The city has long hoped it will be put to good use.

“This project will dramatically change how that intersection gets used,” said Mitchell.

The La Grande City Council also sits as the city’s Urban Renewal Agency. The agency is the primary tool at the city’s disposal to stimulate local economic development and foster property improvements.

City Manager Robert Strope said

See RENEWAL, 2BMonday that including money in contingency, the agency has about $350,000 on hand to help property owners — or in some cases, the city itself — with construction or reconstruction projects. The sum doesn’t include money set aside for the city’s facade grant and Main Street programs.

Strope also said the agency could comfortably borrow up to $1.5 million to further fund projects.

At present, there is a strong push on to revamp the downtown area. Most of the projects the commission is recommending for funding are located in the city center.

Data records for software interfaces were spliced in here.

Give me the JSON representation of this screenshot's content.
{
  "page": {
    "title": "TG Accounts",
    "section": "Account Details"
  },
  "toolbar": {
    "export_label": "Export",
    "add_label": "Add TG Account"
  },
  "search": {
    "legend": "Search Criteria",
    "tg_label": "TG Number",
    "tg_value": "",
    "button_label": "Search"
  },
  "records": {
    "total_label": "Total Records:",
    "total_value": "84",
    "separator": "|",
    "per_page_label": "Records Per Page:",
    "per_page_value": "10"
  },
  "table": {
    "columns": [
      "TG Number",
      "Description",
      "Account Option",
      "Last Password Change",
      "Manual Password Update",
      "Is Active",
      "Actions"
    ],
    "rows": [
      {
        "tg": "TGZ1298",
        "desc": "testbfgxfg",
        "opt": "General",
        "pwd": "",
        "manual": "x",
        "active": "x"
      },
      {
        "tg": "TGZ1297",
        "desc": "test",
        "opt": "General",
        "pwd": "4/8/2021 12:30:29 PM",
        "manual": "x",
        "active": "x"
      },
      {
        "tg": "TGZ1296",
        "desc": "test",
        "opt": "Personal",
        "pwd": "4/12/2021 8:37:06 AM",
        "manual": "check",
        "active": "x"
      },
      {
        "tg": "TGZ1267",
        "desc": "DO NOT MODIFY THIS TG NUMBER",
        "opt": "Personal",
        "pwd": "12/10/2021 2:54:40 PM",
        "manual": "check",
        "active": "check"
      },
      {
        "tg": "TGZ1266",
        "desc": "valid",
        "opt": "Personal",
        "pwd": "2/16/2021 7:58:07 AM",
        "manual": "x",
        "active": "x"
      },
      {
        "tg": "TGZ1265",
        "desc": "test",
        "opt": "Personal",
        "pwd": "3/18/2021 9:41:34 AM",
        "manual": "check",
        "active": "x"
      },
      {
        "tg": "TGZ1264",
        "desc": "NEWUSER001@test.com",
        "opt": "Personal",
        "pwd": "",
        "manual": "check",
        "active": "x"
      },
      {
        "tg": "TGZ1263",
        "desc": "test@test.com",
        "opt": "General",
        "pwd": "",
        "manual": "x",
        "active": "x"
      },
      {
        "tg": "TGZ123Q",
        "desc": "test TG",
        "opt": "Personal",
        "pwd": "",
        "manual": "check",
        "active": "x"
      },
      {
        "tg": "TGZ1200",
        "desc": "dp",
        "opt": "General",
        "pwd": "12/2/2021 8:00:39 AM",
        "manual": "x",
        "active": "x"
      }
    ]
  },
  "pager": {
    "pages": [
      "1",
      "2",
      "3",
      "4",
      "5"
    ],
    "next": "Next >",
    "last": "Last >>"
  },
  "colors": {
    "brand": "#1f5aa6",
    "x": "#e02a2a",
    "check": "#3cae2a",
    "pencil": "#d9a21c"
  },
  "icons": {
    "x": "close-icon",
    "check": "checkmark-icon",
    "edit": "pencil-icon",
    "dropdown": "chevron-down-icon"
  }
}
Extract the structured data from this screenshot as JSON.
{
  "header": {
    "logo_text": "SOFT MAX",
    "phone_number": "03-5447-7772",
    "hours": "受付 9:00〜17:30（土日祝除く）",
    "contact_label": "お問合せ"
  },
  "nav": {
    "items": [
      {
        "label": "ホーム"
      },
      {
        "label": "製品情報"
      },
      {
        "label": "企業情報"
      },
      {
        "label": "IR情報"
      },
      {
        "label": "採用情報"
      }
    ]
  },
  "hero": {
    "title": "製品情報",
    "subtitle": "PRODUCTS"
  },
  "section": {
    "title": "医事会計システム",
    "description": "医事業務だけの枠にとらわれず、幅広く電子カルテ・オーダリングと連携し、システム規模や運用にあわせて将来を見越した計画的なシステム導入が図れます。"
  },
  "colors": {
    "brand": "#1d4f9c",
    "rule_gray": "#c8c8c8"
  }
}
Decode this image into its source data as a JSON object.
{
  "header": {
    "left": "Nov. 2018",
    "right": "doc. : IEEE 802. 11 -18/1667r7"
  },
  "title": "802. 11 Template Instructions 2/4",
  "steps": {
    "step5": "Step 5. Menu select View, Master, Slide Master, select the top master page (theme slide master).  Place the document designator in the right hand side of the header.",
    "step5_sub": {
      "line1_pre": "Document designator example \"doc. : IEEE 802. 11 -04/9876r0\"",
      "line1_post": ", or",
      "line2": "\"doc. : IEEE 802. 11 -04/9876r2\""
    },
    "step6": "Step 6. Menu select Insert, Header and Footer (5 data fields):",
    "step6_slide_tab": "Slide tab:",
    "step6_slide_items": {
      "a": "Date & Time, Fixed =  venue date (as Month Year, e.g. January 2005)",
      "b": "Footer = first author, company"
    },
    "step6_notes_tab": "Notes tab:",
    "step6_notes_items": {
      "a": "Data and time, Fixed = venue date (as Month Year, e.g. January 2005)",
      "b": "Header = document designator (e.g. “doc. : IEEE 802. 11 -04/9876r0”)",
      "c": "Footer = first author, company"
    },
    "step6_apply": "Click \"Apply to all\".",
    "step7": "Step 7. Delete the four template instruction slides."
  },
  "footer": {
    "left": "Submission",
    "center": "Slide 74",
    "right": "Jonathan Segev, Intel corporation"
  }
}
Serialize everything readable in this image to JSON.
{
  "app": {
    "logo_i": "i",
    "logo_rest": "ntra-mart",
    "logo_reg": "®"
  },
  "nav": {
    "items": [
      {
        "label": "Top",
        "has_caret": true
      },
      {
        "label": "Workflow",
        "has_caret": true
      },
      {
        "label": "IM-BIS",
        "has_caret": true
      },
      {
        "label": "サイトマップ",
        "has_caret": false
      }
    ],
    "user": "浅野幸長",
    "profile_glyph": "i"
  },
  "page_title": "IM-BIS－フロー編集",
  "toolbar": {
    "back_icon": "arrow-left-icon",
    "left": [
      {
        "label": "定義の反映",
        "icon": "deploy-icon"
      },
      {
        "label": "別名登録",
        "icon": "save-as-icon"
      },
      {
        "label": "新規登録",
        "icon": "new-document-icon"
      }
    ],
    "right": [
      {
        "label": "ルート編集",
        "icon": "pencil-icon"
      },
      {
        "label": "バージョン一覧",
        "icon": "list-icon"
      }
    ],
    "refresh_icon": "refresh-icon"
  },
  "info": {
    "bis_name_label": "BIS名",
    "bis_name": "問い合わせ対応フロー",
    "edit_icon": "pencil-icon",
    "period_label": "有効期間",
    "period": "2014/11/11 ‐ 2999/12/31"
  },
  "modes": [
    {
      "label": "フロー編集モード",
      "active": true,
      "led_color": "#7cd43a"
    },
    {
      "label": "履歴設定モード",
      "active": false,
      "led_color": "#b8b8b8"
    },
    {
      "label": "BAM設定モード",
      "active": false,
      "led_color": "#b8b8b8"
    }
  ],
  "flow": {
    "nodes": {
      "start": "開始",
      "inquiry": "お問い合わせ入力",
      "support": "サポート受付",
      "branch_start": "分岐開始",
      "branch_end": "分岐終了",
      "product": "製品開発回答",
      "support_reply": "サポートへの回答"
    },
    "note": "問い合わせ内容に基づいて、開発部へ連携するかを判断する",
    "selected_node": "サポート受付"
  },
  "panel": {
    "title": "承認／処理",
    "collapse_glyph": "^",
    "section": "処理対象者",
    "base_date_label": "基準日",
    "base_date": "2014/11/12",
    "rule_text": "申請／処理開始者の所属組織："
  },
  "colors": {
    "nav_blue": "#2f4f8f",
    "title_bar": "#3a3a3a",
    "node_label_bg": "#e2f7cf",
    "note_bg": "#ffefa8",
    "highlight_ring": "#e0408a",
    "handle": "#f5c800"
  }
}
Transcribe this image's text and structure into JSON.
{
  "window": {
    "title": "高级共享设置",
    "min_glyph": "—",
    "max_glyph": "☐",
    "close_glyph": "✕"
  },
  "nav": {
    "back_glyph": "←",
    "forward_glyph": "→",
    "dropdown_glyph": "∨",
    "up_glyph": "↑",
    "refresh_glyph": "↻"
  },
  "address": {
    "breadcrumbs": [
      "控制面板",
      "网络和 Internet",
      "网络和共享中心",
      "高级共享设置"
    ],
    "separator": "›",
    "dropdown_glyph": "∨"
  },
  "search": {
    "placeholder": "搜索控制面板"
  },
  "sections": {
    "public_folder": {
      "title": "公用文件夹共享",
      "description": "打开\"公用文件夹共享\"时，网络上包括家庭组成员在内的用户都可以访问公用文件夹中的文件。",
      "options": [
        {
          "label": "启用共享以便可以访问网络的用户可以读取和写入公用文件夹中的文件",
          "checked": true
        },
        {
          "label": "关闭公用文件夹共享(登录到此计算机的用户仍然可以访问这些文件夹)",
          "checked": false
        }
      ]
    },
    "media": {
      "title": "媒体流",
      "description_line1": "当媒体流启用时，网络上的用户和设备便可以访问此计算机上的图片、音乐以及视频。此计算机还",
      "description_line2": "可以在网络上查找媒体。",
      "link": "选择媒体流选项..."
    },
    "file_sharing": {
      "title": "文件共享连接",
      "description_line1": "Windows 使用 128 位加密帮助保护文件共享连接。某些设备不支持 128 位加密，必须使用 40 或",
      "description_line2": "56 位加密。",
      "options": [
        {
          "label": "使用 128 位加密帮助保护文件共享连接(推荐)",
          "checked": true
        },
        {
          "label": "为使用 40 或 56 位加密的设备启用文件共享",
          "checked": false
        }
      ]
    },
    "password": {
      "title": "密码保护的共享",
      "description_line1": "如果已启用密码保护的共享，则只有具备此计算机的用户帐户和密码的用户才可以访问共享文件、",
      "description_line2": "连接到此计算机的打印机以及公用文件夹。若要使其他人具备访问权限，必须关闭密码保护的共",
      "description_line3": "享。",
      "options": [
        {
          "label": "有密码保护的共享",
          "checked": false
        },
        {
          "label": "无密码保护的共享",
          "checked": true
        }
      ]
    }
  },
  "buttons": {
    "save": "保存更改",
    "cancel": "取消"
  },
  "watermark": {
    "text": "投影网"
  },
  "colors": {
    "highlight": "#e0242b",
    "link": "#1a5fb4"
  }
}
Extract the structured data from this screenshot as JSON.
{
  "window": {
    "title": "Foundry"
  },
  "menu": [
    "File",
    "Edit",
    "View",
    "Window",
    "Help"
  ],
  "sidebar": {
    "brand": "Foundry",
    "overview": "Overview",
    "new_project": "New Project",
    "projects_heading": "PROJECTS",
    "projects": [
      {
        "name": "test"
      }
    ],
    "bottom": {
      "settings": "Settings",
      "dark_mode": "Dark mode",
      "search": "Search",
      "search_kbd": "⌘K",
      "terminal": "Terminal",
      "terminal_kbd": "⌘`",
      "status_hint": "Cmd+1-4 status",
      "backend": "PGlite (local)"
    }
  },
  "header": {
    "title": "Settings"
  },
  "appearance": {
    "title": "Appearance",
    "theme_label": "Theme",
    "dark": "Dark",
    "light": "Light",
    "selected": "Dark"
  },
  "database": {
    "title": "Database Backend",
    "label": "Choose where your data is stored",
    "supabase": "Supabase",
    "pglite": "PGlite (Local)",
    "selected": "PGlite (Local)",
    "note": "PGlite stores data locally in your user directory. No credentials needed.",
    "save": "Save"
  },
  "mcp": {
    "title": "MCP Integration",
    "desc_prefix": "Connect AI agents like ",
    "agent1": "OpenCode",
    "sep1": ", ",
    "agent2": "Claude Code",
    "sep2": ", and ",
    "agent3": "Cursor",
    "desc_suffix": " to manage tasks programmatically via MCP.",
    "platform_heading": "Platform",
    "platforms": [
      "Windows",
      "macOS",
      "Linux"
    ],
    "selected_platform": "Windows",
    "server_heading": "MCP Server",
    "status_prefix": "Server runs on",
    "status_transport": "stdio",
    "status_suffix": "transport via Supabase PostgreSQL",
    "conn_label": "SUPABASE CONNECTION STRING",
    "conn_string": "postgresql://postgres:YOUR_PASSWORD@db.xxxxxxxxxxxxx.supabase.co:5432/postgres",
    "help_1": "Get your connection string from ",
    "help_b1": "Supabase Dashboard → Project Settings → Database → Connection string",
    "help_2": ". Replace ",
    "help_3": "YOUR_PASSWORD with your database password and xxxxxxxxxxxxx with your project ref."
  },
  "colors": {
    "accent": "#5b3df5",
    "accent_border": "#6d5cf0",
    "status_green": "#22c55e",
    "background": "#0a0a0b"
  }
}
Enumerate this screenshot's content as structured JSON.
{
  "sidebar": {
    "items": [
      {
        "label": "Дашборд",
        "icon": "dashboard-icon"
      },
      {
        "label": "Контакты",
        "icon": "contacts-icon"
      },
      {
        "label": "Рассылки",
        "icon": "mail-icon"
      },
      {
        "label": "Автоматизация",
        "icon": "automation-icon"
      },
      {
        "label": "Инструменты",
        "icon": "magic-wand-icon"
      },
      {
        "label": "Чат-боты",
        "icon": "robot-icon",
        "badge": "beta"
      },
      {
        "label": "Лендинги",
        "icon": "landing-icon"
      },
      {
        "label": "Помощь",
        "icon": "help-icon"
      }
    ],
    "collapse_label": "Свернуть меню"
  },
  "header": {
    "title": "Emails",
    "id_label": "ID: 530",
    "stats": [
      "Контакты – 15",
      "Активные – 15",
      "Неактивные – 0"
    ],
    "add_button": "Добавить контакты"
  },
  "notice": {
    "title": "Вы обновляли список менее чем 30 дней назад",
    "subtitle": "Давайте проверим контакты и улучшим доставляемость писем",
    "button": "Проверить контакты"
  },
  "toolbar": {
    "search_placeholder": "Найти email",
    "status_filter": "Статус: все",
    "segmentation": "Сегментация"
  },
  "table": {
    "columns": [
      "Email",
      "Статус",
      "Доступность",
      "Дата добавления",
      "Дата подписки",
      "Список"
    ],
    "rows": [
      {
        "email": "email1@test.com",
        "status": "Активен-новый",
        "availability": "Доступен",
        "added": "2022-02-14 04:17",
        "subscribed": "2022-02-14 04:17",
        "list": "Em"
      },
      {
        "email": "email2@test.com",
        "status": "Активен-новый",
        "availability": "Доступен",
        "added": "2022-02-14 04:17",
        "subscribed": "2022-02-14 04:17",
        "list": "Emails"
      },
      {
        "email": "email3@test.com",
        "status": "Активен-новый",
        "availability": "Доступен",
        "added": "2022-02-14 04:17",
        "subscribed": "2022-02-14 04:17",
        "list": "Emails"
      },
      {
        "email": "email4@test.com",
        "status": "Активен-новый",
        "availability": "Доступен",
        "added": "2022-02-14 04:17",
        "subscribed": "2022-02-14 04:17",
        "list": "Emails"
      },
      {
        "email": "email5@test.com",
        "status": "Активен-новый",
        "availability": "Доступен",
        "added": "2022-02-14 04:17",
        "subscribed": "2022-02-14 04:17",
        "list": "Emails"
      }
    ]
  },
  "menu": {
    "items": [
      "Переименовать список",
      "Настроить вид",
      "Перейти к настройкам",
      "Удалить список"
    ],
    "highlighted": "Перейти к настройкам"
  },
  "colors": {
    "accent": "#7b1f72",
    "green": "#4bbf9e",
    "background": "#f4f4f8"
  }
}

One of those is the IOOF building at 1106 Adams Ave. The long-vacant structure is in need of repairs the current owners can’t afford, and is considered a blight by the commission. The owners have expressed a willingness to donate the building to the city.

The commission is recommending the urban renewal agency take ownership of the building and fund environmental clean-up and some exterior improvements.

The project was ranked high because the commission considers the building a liability in the effort to improve the city’s central business district.

“If we do spruce up the rest of downtown, we still have that eyesore,” said John Bozarth, a city councilor who has served  in the past as chair of the URAC.

 Cost of the environmental clean-up and repairs would be about $200,000, with some of it paid by grants.

Another option the agency can consider is total or partial demolition. Bozarth said he leans toward razing the building, mainly because the expenses of ownership will continue to mount.

“I think it could turn into a real money pit. Would it be better to tear it down and put in a pocket park? I don’t know,” he said.

Mitchell said he thinks the building should be preserved because of its historical significance. He said demolition would cost about $100,000. On top of that, it would cost money to build a park or otherwise fill the space in.

“The demolition and relieving the hole in the ground could go $200,000,” Mitchell said.

Janet Dodson, URAC chair, said during the meeting she also favors preservation.

If the city did invest in the building, it would later try and sell it, either back to the owners who donated it, or to someone else. Strope cautioned that if the building is added to the inventory, it will likely remain there a long time.

“I’m talking years,” he said.

Another urban renewal project rated at the top by the commission is the planned streetscape for the so-called “Big H” area downtown, encompassing Depot and Elm streets between Jefferson and Washington avenues.

Streetscape projects include lighting, benches and trash cans, replacement or improvement of sidewalks, gutters and curbs, and other exterior work. The Big H streetscape project, covering five blocks, would cost about $500,000.

A project closely related to that is a makeover of the parking lot at Washington Avenue and Elm Street. The space, which lies within the Big H, would be turned into a combination public plaza and parking lot. Cost is estimated at $75,000.

Beginning last year, the commission identified some 17 possible urban renewal projects, including nine that came in following a solicited call for projects in December.

Some of the projects on the list were deemed not ready for consideration. Others were recommended for funding but for lower amounts than requested. Still others were not recommended for funding at all.

Other projects rated high by the commission are interior improvements for the Maridell Center at 1124 Washington Ave., a remodel for the building at 1517-1525 Jefferson Ave. owned by Peter and Marilyn Fallow, and an expansion of Bud Jackson’s Sports Bar.

At an agency work session March 14, eligible applicants will have the chance to make presentations on their projects.

The agency may make some final funding decisions during its meeting March 16.